While we waited patiently for the roof to come in the summer of 2014 (the entire program couldn’t start until we knew how the roof would fit) there was plenty of time to think about how to bring this car together. One major detail needed a decision – the engine arrangement. I’ve pretty much owned all of the popular Japanese cars and engine setups, from JZs and SRs to RBs, VQs and VRs – from 300hp to 1200hp, naturally aspirated and with single and twin turbos – you name it. What to do though… There was temptation to convert the Golf to rear-wheel drive, but I felt that would make the car a bit ‘same old’ in the engine swap department and it would be expected to drift, and I didn’t want that.
Instead, I settled on another idea – one which I consider to be quite radical yet sound in terms of decision making.
I’ve raced EP3 Honda Civics, DC5 Integras and even a Jazz (Fit) ‘Type R’ for the Honda UK factory team, and all of those cars had one thing in common: a K20A engine.

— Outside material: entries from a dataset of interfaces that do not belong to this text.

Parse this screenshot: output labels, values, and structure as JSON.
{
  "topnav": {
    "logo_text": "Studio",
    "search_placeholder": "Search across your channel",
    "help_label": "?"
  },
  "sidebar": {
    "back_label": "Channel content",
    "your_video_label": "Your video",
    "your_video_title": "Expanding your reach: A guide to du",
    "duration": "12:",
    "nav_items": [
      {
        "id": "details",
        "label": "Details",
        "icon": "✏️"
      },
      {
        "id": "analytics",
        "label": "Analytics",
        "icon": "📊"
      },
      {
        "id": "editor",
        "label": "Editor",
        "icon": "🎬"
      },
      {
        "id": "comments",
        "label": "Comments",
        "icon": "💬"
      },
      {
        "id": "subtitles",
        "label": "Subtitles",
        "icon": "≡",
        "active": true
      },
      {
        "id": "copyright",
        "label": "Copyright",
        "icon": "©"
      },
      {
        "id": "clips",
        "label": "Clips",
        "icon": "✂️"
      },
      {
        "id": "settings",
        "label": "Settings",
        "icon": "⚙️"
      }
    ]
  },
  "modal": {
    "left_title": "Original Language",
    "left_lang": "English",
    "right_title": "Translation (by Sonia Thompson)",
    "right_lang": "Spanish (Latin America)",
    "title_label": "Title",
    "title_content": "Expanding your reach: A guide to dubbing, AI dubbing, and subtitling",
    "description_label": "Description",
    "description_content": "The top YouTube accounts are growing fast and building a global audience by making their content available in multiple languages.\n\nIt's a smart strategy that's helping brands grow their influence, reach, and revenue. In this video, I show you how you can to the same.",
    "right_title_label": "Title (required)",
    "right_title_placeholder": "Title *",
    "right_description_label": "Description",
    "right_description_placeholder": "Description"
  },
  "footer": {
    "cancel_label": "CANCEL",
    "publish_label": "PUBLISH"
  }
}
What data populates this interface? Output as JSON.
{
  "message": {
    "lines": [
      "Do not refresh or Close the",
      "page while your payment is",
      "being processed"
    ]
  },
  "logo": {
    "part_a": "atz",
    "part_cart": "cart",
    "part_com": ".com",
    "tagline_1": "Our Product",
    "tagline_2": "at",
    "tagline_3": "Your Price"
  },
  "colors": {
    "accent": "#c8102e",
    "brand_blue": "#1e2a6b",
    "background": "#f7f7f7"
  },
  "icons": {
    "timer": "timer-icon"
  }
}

For Honda purists the K20 is a lifesaver – it can handle massive power whether N/A or force fed, is easily accessible, and there are a raft of off-the-shelf tuning parts available. With the same basic engine and gearbox layout as the little Golf, it’s also a really great fit for our project and one that I feel very comfortable to pursue.
The concept of the car is to create a mash-up of epic proportions – VW Golf versus Honda Civic Type R; Kleers versus Speedhunters KM4SH; Europe versus Japan. Just how far we go and what we plan to do to fuse these two icons together – that’s for future posts… But I can tell you it’s become very interesting indeed. The hardest, dirtiest and hair-brained scheming parts of the build are yet to come, and as I don’t really care for preserving the Golf in any way, it’s led to a whole host of ideas to abuse it and make it awesome. How about an exhaust that runs through a section of the rollcage? Yes, these type of beer-fuelled, nonsensical ideas have come up, although most will not make the cut.
Numerous people and companies are already getting involved to help us out in places. Some are Speedhunters partners, but most we know and trust via our own connections, which will make this car something I will proudly say we built.
As I write this first story, the build has already taken a huge step forward and I’ve already begun penning the next instalment of updates for you, with one big detail yet to come. In future there may be some areas of the build that you lot can help us decide upon, but for now I will make you one promise: unlike my good mate Peter Pentell, I won’t be asking you what colour my harnesses should be – I’ve already chosen them!